**Task statement**
Lines holding the word "Income" must be located in the listing below and copied.

**Records shown**
+-------+
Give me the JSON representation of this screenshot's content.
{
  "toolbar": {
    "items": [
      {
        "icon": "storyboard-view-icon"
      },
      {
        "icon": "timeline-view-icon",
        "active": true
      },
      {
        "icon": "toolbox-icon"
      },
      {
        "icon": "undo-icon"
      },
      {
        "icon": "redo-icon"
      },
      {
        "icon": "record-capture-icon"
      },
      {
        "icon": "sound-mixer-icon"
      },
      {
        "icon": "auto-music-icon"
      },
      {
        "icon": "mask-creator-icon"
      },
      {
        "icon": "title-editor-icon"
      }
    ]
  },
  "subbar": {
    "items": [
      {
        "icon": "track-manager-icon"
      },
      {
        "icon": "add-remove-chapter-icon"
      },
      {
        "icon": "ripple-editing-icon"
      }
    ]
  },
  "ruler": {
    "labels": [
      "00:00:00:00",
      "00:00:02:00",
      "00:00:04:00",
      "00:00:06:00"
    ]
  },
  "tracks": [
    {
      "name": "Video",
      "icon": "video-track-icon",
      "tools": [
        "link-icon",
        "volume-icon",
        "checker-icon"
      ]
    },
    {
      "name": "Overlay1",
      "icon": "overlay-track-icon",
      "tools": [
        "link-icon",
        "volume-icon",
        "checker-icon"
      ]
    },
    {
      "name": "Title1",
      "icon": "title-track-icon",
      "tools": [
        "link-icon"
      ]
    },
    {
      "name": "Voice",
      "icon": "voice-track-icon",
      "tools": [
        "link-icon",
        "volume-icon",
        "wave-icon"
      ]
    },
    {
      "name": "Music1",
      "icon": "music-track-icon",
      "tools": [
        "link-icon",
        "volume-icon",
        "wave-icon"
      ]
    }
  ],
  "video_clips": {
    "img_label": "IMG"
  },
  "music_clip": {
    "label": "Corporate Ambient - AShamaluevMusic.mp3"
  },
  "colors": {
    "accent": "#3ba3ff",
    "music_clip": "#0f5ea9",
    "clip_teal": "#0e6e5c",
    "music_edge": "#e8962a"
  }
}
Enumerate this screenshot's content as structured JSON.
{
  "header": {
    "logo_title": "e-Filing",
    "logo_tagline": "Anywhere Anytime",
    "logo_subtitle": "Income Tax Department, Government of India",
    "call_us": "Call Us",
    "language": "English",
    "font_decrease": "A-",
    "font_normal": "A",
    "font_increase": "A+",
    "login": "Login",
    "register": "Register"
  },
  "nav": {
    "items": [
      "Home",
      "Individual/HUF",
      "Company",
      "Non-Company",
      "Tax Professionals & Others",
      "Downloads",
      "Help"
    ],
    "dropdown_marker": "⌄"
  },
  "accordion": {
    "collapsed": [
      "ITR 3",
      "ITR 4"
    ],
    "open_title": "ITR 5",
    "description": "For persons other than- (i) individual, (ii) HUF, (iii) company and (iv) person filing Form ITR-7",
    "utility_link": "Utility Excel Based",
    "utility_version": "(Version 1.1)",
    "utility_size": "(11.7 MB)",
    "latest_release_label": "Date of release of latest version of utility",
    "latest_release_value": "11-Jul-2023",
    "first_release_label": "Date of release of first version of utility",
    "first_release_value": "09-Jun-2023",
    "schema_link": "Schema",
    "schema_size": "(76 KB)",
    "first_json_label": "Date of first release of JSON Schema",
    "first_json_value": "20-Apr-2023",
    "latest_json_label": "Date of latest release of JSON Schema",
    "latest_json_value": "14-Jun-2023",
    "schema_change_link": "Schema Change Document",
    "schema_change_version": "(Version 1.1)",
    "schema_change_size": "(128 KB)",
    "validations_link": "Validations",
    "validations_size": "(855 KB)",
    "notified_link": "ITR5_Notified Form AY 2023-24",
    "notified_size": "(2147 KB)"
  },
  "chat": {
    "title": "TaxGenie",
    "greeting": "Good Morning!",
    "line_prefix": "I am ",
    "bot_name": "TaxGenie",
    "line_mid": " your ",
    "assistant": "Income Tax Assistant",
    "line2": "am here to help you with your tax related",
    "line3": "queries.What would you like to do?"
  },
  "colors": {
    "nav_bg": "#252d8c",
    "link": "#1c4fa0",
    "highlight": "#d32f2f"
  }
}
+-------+
**Worked solution**
    "logo_subtitle": "Income Tax Department, Government of India",
    "assistant": "Income Tax Assistant",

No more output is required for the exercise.